Several dozen Occupy activists from several New Hampshire communities, joined by visitors from New York, Boston, and San Diego, discussed plans to “Occupy the New Hampshire Primary” at a statewide meeting in Manchester today. Plans
thus far include a “Funeral Procession for the American Dream” outside the site of the GOP candidate debate, Saturday, January 7, at St. Anselm College, a gay pride march through downtown Manchester the same day, discussions of US militarism, skills workshops, films, and whatever happens at daily General Assemblies. Veterans Park in downtown Manchester will be the center of the action.
Activists are also planning a “Marriage to a Corporation” to lampoon the notion of corporate personhood.

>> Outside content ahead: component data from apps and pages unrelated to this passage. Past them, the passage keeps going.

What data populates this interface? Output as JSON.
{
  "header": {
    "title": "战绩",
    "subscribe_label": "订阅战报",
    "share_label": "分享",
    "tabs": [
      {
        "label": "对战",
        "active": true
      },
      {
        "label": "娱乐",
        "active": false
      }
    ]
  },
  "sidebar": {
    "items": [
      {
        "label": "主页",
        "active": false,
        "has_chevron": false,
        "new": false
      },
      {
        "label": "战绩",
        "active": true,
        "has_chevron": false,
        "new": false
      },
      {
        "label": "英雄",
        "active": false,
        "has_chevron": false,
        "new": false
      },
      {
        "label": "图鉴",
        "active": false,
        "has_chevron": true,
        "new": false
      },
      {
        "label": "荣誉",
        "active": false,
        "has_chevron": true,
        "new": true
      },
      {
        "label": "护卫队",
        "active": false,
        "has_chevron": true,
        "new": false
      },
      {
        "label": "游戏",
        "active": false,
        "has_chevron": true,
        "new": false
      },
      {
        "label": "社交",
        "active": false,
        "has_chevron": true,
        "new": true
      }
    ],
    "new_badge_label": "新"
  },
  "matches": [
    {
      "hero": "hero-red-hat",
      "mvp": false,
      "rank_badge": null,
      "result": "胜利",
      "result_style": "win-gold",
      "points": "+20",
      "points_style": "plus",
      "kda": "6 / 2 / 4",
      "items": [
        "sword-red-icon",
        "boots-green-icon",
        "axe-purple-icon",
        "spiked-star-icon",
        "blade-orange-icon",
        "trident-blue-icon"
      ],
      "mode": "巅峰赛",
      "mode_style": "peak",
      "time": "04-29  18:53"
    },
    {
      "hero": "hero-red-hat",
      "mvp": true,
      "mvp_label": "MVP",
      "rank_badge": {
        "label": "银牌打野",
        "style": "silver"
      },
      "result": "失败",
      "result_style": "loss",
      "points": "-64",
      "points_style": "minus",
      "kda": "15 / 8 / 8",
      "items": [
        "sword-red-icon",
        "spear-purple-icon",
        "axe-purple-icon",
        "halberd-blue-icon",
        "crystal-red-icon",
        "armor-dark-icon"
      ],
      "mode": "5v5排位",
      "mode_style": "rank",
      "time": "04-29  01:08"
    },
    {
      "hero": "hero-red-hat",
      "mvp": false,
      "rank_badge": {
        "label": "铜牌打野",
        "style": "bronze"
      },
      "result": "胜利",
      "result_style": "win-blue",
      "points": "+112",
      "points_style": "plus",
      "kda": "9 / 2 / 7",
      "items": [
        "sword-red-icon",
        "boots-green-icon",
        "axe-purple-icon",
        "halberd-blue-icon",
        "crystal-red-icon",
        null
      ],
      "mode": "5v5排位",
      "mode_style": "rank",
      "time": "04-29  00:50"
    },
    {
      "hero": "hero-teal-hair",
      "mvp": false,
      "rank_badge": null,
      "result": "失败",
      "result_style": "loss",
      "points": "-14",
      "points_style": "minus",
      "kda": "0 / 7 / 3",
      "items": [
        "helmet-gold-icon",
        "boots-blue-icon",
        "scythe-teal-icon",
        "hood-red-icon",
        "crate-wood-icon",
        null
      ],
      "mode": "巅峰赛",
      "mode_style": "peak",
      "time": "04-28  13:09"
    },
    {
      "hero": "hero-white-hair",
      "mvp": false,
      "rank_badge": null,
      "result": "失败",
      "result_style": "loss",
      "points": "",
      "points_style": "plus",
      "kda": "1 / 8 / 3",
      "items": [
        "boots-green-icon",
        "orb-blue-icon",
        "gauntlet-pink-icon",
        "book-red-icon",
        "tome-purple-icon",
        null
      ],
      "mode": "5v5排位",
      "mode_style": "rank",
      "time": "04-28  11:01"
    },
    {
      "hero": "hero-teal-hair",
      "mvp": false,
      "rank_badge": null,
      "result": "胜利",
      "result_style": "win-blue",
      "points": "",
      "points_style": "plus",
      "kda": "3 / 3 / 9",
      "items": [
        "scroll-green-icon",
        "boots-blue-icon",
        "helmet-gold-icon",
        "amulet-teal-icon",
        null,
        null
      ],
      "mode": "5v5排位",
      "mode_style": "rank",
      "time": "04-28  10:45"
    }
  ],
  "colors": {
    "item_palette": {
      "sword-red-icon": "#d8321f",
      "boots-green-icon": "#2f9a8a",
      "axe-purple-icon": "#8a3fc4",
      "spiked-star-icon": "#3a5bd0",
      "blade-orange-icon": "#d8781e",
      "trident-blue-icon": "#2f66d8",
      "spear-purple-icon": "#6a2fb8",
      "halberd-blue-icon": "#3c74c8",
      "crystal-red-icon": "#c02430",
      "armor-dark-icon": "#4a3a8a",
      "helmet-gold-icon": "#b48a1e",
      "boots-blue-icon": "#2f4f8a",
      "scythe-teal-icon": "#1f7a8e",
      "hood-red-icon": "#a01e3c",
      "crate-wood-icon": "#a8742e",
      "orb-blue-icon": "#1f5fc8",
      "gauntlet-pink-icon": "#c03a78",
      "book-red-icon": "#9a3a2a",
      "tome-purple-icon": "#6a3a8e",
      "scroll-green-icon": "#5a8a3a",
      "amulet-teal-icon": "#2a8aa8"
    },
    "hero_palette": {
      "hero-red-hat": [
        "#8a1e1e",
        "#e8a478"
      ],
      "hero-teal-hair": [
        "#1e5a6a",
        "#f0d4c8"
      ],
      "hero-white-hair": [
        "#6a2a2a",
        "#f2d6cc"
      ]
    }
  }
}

Personally, I’d prefer a divorce.
I hope Occupiers also plan visits to events sponsored by the candidates themselves, and those to which the candidates have been invited, so that they can deliver a direct message about the ways in which extreme inequality threatens to undermine democracy and prosperity both. The Hillsborough County GOP’s fundraising dinner in Nashua, January 6, where NH Speaker of the House Bill O’Brien will receive an award, would be a good candidate. (Rick Santorum plans to be there.) Another place to be would be the NBC/Facebook debate in Concord, January 8, at the Capitol Center for Arts. (See the NH Citizens Alliance for Action Bird-Dog Calendar for up-to-date information on the likely whereabouts of the candidates.)
The meeting also took up a number of practical issues, such as how and where to house and feed visitors to Manchester. Reports from friendly discussions with Manchester and Goffstown police were also shared.
Uncertainties facing organizers include the number and interests of out-of-state activists who have been invited to attend, and of course, the weather. So far New Hampshire has had a mild winter, and today’s 10-day forecast is for daytime temperatures above freezing and only light precipitation. But that can change in a hurry.
Participants from Occupy groups in Manchester, Conway, Plymouth, Durham, Nashua, and Concord gave reports on local activities, as did out-of-state visitors. Several groups are already looking to the January 21 anniversary of the Supreme Court’s “Citizens United” decision, which further enshrined the legal rights of corporation, as a date to “Occupy the Courts.”
Occupy the New Hampshire Primary runs from January 6 through Primary Day, January 10. If all goes well, accessible information to help visitors find their way to Manchester-based activities will be posted soon on the Occupy NH web-page. In the meantime, look for Occupy the New Hampshire Primary on Facebook for schedules and other details.